Wednesday, 25 July 2018

Wizz celebrates Varna success and complain to the EU over French ATC strikes.

Wizz Air, Bulgaria’s largest airline and the largest low-cost airline in Central and Eastern Europe, recently celebrated its first year of operations at its Varna base, which also saw the airline carry more than a million passengers to and from the beautiful black sea resort. 

The Varna base employes more than 40 direct jobs, and scores of others indirectly that support the growing route network, which currently amounts to 9 routes, in 8 countries and 29 weekly flights.  Wizz Air started its operations in Bulgaria 13 years ago and since then, has continuously invested in its ever-growing network. Wizz Air, Bulgaria’s leading airline has 8 based aircraft in the country, one in Varna and seven in Sofia. 

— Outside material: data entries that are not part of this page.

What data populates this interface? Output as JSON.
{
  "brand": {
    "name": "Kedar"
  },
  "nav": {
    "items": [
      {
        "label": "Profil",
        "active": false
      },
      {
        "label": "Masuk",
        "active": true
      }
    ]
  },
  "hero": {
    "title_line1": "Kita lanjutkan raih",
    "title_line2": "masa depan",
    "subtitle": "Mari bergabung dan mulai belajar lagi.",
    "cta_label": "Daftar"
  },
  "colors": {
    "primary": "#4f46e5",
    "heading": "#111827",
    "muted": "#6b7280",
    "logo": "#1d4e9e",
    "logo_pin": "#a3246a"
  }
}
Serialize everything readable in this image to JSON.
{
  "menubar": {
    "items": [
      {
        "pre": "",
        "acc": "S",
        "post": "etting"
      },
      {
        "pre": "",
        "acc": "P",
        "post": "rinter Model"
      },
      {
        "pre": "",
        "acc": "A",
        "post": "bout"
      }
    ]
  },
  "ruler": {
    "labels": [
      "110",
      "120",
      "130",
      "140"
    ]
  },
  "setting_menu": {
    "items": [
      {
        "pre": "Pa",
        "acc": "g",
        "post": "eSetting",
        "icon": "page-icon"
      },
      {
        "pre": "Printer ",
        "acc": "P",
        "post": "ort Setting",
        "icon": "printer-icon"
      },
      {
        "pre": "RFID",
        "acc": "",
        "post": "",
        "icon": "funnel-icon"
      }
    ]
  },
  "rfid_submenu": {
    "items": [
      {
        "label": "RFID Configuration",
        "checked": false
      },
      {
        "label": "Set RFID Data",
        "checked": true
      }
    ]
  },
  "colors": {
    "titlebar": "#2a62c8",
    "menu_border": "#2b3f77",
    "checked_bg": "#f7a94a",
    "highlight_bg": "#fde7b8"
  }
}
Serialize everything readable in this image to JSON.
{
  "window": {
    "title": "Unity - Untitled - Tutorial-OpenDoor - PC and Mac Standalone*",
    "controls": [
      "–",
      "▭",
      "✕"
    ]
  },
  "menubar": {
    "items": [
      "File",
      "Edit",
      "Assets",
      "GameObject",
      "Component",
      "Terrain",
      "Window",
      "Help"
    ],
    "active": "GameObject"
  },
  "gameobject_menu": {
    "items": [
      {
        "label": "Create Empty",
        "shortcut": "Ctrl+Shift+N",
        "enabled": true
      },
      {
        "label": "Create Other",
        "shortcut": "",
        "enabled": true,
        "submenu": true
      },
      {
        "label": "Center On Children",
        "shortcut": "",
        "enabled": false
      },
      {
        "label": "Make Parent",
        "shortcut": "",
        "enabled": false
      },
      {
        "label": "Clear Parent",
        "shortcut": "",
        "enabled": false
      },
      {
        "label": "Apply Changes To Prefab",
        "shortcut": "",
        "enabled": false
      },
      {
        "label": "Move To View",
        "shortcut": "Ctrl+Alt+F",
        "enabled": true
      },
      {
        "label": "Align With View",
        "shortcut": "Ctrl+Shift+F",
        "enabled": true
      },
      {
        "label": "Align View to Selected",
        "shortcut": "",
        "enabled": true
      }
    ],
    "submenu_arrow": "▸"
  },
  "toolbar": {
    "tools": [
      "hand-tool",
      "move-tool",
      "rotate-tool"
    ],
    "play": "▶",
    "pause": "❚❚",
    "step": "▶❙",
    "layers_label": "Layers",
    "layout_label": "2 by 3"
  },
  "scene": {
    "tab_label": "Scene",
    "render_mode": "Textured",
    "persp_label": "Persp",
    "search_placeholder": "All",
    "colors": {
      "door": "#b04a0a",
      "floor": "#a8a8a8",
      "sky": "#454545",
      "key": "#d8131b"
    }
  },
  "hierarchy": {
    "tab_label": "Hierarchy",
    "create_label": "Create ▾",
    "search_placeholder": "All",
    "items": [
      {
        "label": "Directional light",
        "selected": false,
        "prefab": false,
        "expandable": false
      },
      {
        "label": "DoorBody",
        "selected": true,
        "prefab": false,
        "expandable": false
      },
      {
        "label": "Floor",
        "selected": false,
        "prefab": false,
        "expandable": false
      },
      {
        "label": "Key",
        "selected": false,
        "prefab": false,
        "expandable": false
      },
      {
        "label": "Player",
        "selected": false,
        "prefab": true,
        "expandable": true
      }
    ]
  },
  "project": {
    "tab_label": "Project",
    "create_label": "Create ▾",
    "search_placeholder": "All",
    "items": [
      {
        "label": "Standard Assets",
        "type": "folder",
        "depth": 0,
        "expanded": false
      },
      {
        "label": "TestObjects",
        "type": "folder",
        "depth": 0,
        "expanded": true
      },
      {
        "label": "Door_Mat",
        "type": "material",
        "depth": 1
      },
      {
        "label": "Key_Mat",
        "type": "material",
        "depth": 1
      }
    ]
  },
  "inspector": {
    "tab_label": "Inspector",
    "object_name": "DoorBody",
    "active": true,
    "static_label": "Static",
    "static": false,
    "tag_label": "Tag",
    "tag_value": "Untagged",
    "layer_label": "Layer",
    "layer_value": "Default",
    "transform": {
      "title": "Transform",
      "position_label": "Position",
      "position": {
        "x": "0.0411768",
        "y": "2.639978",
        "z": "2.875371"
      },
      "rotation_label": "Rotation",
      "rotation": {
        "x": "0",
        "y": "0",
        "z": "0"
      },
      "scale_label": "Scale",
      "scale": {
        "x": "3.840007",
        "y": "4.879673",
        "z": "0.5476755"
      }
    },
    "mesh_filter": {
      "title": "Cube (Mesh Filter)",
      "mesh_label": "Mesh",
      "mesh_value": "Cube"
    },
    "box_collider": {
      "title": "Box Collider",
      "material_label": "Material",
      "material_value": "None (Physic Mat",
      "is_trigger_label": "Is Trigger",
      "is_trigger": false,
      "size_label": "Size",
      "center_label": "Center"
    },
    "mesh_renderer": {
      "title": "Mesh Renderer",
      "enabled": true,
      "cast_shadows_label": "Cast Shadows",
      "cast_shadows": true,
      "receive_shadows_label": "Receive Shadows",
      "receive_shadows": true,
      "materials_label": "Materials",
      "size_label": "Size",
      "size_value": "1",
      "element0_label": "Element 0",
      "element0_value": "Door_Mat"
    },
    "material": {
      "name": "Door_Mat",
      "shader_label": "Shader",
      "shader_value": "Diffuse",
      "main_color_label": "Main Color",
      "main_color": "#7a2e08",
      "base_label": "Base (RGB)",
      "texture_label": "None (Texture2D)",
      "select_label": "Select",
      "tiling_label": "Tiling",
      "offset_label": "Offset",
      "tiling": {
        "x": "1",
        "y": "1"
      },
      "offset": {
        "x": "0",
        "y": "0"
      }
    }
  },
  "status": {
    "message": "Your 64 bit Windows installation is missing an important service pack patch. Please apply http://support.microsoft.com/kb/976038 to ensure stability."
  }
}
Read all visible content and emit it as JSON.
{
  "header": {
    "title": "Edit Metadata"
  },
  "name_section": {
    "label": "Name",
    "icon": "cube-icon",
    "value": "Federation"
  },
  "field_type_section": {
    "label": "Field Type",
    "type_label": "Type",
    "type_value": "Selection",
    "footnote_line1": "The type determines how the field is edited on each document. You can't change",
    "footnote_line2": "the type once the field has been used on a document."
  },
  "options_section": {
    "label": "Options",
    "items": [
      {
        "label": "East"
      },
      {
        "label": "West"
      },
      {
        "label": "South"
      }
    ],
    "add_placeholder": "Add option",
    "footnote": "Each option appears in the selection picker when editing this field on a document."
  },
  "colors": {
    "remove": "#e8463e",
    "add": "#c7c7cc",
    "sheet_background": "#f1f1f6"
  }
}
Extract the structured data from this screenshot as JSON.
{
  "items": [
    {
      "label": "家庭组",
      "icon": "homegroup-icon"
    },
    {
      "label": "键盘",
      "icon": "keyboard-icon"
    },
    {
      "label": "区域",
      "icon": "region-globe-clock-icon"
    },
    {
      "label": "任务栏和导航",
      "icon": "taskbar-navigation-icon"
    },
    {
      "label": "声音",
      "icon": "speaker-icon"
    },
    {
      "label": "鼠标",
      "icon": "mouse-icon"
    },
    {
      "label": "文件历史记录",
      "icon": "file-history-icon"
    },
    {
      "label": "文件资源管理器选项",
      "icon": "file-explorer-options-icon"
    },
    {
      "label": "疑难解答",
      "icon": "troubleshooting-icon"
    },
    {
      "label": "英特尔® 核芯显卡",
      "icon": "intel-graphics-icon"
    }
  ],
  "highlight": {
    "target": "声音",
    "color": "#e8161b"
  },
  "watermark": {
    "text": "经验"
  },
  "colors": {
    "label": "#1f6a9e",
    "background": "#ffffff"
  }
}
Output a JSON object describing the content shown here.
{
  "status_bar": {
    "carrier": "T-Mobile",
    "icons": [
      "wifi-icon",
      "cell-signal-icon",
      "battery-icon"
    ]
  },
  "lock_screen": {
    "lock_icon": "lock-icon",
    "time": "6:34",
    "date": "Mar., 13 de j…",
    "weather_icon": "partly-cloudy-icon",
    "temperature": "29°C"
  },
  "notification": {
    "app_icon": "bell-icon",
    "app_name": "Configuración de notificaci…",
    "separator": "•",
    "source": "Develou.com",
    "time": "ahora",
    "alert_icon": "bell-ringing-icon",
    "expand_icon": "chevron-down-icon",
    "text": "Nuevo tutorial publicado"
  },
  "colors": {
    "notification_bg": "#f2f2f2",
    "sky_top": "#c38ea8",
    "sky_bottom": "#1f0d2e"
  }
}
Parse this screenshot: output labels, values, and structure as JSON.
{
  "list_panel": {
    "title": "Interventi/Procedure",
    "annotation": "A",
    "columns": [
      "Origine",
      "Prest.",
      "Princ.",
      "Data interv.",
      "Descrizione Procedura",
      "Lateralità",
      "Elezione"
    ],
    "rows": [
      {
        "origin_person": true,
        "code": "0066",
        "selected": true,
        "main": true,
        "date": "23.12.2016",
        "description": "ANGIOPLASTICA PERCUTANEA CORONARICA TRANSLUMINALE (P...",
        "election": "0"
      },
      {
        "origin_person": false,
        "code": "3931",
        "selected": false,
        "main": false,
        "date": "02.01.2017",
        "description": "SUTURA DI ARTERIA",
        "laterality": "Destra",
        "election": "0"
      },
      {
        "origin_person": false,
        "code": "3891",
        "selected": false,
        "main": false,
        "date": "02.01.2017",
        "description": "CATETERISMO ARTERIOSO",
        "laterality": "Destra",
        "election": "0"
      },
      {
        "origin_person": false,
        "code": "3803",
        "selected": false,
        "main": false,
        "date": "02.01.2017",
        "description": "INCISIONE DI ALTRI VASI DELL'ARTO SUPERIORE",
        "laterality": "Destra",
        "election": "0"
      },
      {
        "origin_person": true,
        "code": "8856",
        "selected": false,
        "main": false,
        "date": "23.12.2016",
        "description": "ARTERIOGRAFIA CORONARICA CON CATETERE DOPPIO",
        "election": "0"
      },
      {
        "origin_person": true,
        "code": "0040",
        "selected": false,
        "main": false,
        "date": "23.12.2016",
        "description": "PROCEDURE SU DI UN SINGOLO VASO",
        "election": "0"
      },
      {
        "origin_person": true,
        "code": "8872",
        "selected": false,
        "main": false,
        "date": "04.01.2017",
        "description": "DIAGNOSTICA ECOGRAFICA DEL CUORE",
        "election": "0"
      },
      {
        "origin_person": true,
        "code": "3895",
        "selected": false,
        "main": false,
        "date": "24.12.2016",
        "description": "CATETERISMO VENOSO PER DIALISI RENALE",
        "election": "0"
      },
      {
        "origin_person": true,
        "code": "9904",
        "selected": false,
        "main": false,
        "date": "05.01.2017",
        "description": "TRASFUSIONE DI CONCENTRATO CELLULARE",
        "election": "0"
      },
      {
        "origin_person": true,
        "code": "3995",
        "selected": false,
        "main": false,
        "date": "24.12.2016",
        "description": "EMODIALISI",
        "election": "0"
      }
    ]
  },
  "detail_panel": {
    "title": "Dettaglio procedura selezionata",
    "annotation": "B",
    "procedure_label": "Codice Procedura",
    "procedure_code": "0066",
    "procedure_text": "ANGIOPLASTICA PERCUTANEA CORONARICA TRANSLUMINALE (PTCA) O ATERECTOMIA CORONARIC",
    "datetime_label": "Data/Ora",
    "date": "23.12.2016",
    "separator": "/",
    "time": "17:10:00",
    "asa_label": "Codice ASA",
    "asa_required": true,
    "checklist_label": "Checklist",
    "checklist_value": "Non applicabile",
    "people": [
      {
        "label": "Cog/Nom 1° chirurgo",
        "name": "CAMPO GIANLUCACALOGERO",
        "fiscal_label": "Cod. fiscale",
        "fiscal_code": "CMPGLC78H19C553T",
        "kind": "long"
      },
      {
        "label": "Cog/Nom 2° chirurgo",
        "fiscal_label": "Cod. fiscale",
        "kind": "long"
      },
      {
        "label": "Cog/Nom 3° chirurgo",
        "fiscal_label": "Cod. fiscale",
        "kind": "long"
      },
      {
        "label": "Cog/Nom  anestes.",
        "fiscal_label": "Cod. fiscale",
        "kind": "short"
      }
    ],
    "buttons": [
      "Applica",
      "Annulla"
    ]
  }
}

Owain Jones, Chief Corporate Officer of Wizz Air, said, "Varna is a special city for me.  I was here to announce our base in 2016, I was here to celebrate the opening of the base in 2017 and now today I’m delighted to be with the Varna team as we celebrate one year of operations of our Varna base as well as carrying more than 1 million customers to and from the city." 

The airline has recently made adjustments to its growth forecast for this year, bringing it down due to anticipated disruptions if strikes by air traffic controllers across Europe to continue into autumn. 

Wizz Air also joined forces with a number of other airlines and submitted complaints to the European Commission against France as its air traffic controllers’ strikes restrict the fundamental principle of freedom of movement within the EU.

The other airlines included International Airlines Group (IAG- owners of British Airways, Aer Lingus, Iberia), Ryanair and easyJet.  The airlines say they are not questioning the right to strike but believe France is breaking EU law by not enabling flights over the country during strikes. The airlines say passengers on overflights are being denied their fundamental freedom to travel between member states not affected by strike action. So far this year, French ATC strikes have increased by 300 per cent compared to last year.

József Váradi, Wizz Air’s chief executive, said: “The failure of French air traffic control authorities to ensure a continued and adequate service has already caused massive disruption to the travel plans of thousands of passengers across Europe, with airlines left to pick up the pieces. Addressing this issue must be a priority for the European authorities to ensure European citizens and businesses are no longer held hostage to national industrial relations issues.”

The airlines would like to enjoy the right to fly over France even if the nations ATC staff were on strike, regardless of the safety implications such overflights could cause.